This End Table was modified from the plans found in Woodsmith No. 110 to fit in a specific location in Eunice’s living room. The width was the main consideration. I reduced the depth of the piece to conform with the golden ratio. Top and shelf slats are made of Brazilian Cherry (Jatoba), drawer front from Walnut, and frame from Red Oak.
I started with the top, since it was the component that was driving the piece. I had to content with some twisting in the stock, so I first used my jack plane to level the offending faces enough to allow use of the planer. I used 5/4 stock left over from the top of Katie’s Cedar Chest. I ended up with a 11/16 thick top.
After the glue setup over night, I put a radius on the corners and used mineral spirits to check for glue squeeze out and surface imperfections. As you can see, the top has some convoluted grain going on. A word to the wise, when crosscutting a board with convoluted grain on the table saw beware of releasing internal tension. Thank goodness for the riving knife on my SawStop. I had to re-start the cut three times as the internal grain tension closed up the saw kerf and clamped down on the blade and riving knife.
The legs mortises are the most critical part of the joinery. I laid out the leg mortises in pairs to ensure precise alignment. Stop blocks were used when cutting the legs to length to make sure that they were exactly the same length. I spent some time considering the orientation of the leg faces, as I wanted to show off the ray patterns in the quarter sawn legs to the front of the piece.
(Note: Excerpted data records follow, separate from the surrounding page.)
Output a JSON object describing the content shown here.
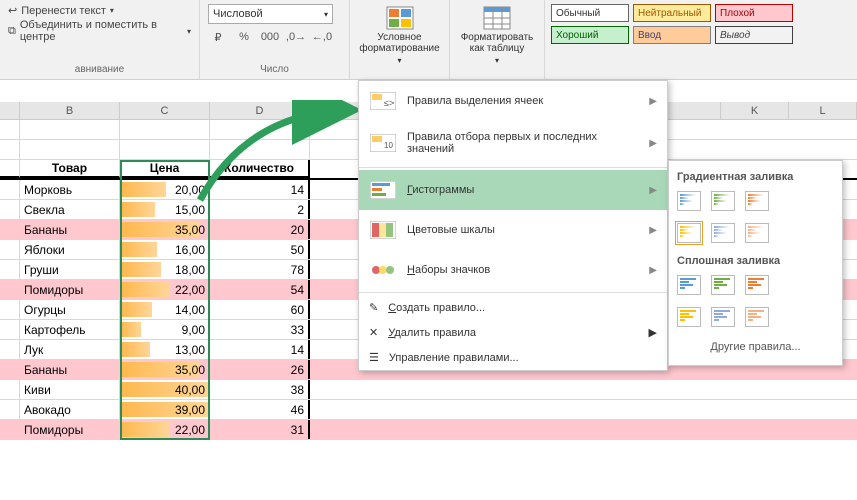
{
  "ribbon": {
    "align": {
      "wrap": "Перенести текст",
      "merge": "Объединить и поместить в центре",
      "group_label": "авнивание"
    },
    "number": {
      "format": "Числовой",
      "group_label": "Число"
    },
    "cf": {
      "label": "Условное форматирование"
    },
    "fmt_table": {
      "label": "Форматировать как таблицу"
    },
    "styles": {
      "normal": "Обычный",
      "neutral": "Нейтральный",
      "bad": "Плохой",
      "good": "Хороший",
      "input": "Ввод",
      "output": "Вывод"
    }
  },
  "cols": {
    "b": "B",
    "c": "C",
    "d": "D",
    "k": "K",
    "l": "L"
  },
  "headers": {
    "product": "Товар",
    "price": "Цена",
    "qty": "Количество"
  },
  "data_rows": [
    {
      "product": "Морковь",
      "price": "20,00",
      "qty": "14",
      "bar": 50,
      "bad": false
    },
    {
      "product": "Свекла",
      "price": "15,00",
      "qty": "2",
      "bar": 38,
      "bad": false
    },
    {
      "product": "Бананы",
      "price": "35,00",
      "qty": "20",
      "bar": 88,
      "bad": true
    },
    {
      "product": "Яблоки",
      "price": "16,00",
      "qty": "50",
      "bar": 40,
      "bad": false
    },
    {
      "product": "Груши",
      "price": "18,00",
      "qty": "78",
      "bar": 45,
      "bad": false
    },
    {
      "product": "Помидоры",
      "price": "22,00",
      "qty": "54",
      "bar": 55,
      "bad": true
    },
    {
      "product": "Огурцы",
      "price": "14,00",
      "qty": "60",
      "bar": 35,
      "bad": false
    },
    {
      "product": "Картофель",
      "price": "9,00",
      "qty": "33",
      "bar": 23,
      "bad": false
    },
    {
      "product": "Лук",
      "price": "13,00",
      "qty": "14",
      "bar": 33,
      "bad": false
    },
    {
      "product": "Бананы",
      "price": "35,00",
      "qty": "26",
      "bar": 88,
      "bad": true
    },
    {
      "product": "Киви",
      "price": "40,00",
      "qty": "38",
      "bar": 100,
      "bad": false
    },
    {
      "product": "Авокадо",
      "price": "39,00",
      "qty": "46",
      "bar": 98,
      "bad": false
    },
    {
      "product": "Помидоры",
      "price": "22,00",
      "qty": "31",
      "bar": 55,
      "bad": true
    }
  ],
  "chart_data": {
    "type": "bar",
    "title": "Цена",
    "categories": [
      "Морковь",
      "Свекла",
      "Бананы",
      "Яблоки",
      "Груши",
      "Помидоры",
      "Огурцы",
      "Картофель",
      "Лук",
      "Бананы",
      "Киви",
      "Авокадо",
      "Помидоры"
    ],
    "values": [
      20,
      15,
      35,
      16,
      18,
      22,
      14,
      9,
      13,
      35,
      40,
      39,
      22
    ],
    "xlabel": "Товар",
    "ylabel": "Цена",
    "ylim": [
      0,
      40
    ]
  },
  "cf_menu": {
    "highlight_rules": "Правила выделения ячеек",
    "top_bottom": "Правила отбора первых и последних значений",
    "data_bars": "Гистограммы",
    "color_scales": "Цветовые шкалы",
    "icon_sets": "Наборы значков",
    "new_rule": "Создать правило...",
    "clear_rules": "Удалить правила",
    "manage_rules": "Управление правилами..."
  },
  "sub_menu": {
    "gradient": "Градиентная заливка",
    "solid": "Сплошная заливка",
    "other": "Другие правила...",
    "colors_gradient": [
      "#5b9bd5",
      "#70ad47",
      "#ed7d31",
      "#ffc000",
      "#8faadc",
      "#f4b183"
    ],
    "colors_solid": [
      "#5b9bd5",
      "#70ad47",
      "#ed7d31",
      "#ffc000",
      "#8faadc",
      "#f4b183"
    ]
  }
}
I used the drill press to remove most of the mortise waste, then a 1/4 inch mortising chisel to square up the ends. I used a bench chisel to remove the waste between the drilled holes.
I used the router table and a straight bit to clean up the mortises. The tape on the router fence shows the position of the both edges of the bit. This was used to register with the pencil marks on the stock which marked the ends of the mortise.
The legs are the most interesting components of the piece. The inside lower faces have tapers cut on the three sides. A taper jig was used on the table saw to cut the two main tapers, and the third taper between them was cut with a block plane to the layout lines.
Next the front corner of the leg was rounded over on the router table, and a bevel was cut on each side of the roundover to give them their distinctive shape. The leg bevel was sized to leave a 1/4 inch reveal on the side and back aprons and the front of the drawer.
Now the tenon shoulders were cut on the stretchers and aprons on the table saw. The tenon waste was removed with a tenon jig that fits over the fence. A chisel was used to remove a little more material from the bottom of the tenon shoulder to provide a place for glue squeeze out and to ensure a tight fit against the leg.
Now the sides of the frame were glued up. Notice the special clamping cauls that were used to accommodate the bevel on the legs. This kept the legs from twisting under the clamping pressure.
Now a dry fit was performed to ensure proper sizing of the cross member tenons. The mortises on both faces of the legs actually meet in the center of the leg, so the ends of the tenons had to be mitered to allow them to fit together. Also notice the shelf slats. They are inserted into groves in the bottom stretchers without glue to accommodate seasonal wood movement. Also notice the grooves in the side aprons, they provide the means to capture the tenons in the drawer frame and rails.
Now the two sides were glued together with the rear apron, bottom center stretchers and front drawer frame.
Watco Fruitwood danish oil was applied as the finish to the frame. Two coats of brush on polyurethane were applied to the top, followed by two coats of wipe-on polyurethane.
Now just the drawer was left. A 8/4 piece of walnut adjacent to a large knot was selected for the drawer front. A batten was bent to provide a template for a curved drawer front. Rabbets were cut into the back vertical sides of the drawer front to allow the drawer sides to be attached. The height of the rear of the drawer was constructed to allow close contact with upper drawer guides set into the side aprons, so the drawer would not tip as it is retracted from the carcase.
Here is the completed drawer. Rear is the same height as the front so it won’t tip as it is slid out.
Here is a second wider table I made for Eunice. This time I used Bloodwood instead of Brazilian Cherry. It was easier to find and had a slightly darker red color.